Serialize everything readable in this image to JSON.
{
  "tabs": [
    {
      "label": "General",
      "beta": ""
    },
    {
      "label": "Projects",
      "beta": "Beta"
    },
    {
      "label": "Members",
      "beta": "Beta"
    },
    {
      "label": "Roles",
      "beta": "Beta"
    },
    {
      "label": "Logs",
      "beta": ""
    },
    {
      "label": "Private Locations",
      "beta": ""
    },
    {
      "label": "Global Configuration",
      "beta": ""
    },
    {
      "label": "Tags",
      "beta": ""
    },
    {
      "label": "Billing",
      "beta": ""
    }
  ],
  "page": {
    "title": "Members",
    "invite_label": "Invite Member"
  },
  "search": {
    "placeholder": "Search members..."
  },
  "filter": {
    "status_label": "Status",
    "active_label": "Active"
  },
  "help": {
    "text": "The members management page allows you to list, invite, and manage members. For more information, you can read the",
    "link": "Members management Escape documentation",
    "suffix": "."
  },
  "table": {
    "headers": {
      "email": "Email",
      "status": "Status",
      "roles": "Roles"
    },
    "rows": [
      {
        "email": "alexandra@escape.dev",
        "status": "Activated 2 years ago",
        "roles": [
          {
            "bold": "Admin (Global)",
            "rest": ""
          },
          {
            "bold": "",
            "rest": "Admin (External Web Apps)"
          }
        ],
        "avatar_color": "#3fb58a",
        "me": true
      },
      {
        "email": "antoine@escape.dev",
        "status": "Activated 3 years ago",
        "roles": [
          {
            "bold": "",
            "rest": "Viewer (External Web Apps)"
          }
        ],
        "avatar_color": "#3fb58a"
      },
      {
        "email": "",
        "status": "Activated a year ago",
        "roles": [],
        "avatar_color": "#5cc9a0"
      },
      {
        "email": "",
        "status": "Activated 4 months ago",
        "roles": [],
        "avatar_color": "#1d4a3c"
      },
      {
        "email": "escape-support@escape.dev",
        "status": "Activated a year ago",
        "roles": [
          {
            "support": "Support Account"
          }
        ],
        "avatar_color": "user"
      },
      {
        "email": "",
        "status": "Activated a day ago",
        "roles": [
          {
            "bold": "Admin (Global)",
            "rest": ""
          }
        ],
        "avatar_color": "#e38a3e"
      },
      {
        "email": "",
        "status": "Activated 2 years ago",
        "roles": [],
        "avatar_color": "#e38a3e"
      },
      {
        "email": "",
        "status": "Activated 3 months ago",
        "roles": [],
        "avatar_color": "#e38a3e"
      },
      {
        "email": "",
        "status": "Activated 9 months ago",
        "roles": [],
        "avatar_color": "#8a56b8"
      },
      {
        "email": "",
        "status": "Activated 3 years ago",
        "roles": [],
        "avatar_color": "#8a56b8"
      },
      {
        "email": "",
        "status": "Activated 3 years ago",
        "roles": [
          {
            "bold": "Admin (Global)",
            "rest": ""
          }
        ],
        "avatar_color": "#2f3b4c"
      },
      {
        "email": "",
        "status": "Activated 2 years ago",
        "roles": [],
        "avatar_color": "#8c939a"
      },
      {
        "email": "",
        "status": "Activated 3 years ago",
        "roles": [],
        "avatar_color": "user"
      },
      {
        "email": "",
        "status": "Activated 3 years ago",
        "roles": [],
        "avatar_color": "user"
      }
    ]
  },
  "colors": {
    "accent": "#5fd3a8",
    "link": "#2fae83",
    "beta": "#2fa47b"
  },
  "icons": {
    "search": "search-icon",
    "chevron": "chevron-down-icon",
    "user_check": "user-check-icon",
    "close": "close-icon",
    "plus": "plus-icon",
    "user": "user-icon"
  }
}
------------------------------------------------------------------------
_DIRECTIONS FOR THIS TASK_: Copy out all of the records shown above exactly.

_ANSWER TO THIS EXERCISE_:
Serialize everything readable in this image to JSON.
{
  "tabs": [
    {
      "label": "General",
      "beta": ""
    },
    {
      "label": "Projects",
      "beta": "Beta"
    },
    {
      "label": "Members",
      "beta": "Beta"
    },
    {
      "label": "Roles",
      "beta": "Beta"
    },
    {
      "label": "Logs",
      "beta": ""
    },
    {
      "label": "Private Locations",
      "beta": ""
    },
    {
      "label": "Global Configuration",
      "beta": ""
    },
    {
      "label": "Tags",
      "beta": ""
    },
    {
      "label": "Billing",
      "beta": ""
    }
  ],
  "page": {
    "title": "Members",
    "invite_label": "Invite Member"
  },
  "search": {
    "placeholder": "Search members..."
  },
  "filter": {
    "status_label": "Status",
    "active_label": "Active"
  },
  "help": {
    "text": "The members management page allows you to list, invite, and manage members. For more information, you can read the",
    "link": "Members management Escape documentation",
    "suffix": "."
  },
  "table": {
    "headers": {
      "email": "Email",
      "status": "Status",
      "roles": "Roles"
    },
    "rows": [
      {
        "email": "alexandra@escape.dev",
        "status": "Activated 2 years ago",
        "roles": [
          {
            "bold": "Admin (Global)",
            "rest": ""
          },
          {
            "bold": "",
            "rest": "Admin (External Web Apps)"
          }
        ],
        "avatar_color": "#3fb58a",
        "me": true
      },
      {
        "email": "antoine@escape.dev",
        "status": "Activated 3 years ago",
        "roles": [
          {
            "bold": "",
            "rest": "Viewer (External Web Apps)"
          }
        ],
        "avatar_color": "#3fb58a"
      },
      {
        "email": "",
        "status": "Activated a year ago",
        "roles": [],
        "avatar_color": "#5cc9a0"
      },
      {
        "email": "",
        "status": "Activated 4 months ago",
        "roles": [],
        "avatar_color": "#1d4a3c"
      },
      {
        "email": "escape-support@escape.dev",
        "status": "Activated a year ago",
        "roles": [
          {
            "support": "Support Account"
          }
        ],
        "avatar_color": "user"
      },
      {
        "email": "",
        "status": "Activated a day ago",
        "roles": [
          {
            "bold": "Admin (Global)",
            "rest": ""
          }
        ],
        "avatar_color": "#e38a3e"
      },
      {
        "email": "",
        "status": "Activated 2 years ago",
        "roles": [],
        "avatar_color": "#e38a3e"
      },
      {
        "email": "",
        "status": "Activated 3 months ago",
        "roles": [],
        "avatar_color": "#e38a3e"
      },
      {
        "email": "",
        "status": "Activated 9 months ago",
        "roles": [],
        "avatar_color": "#8a56b8"
      },
      {
        "email": "",
        "status": "Activated 3 years ago",
        "roles": [],
        "avatar_color": "#8a56b8"
      },
      {
        "email": "",
        "status": "Activated 3 years ago",
        "roles": [
          {
            "bold": "Admin (Global)",
            "rest": ""
          }
        ],
        "avatar_color": "#2f3b4c"
      },
      {
        "email": "",
        "status": "Activated 2 years ago",
        "roles": [],
        "avatar_color": "#8c939a"
      },
      {
        "email": "",
        "status": "Activated 3 years ago",
        "roles": [],
        "avatar_color": "user"
      },
      {
        "email": "",
        "status": "Activated 3 years ago",
        "roles": [],
        "avatar_color": "user"
      }
    ]
  },
  "colors": {
    "accent": "#5fd3a8",
    "link": "#2fae83",
    "beta": "#2fa47b"
  },
  "icons": {
    "search": "search-icon",
    "chevron": "chevron-down-icon",
    "user_check": "user-check-icon",
    "close": "close-icon",
    "plus": "plus-icon",
    "user": "user-icon"
  }
}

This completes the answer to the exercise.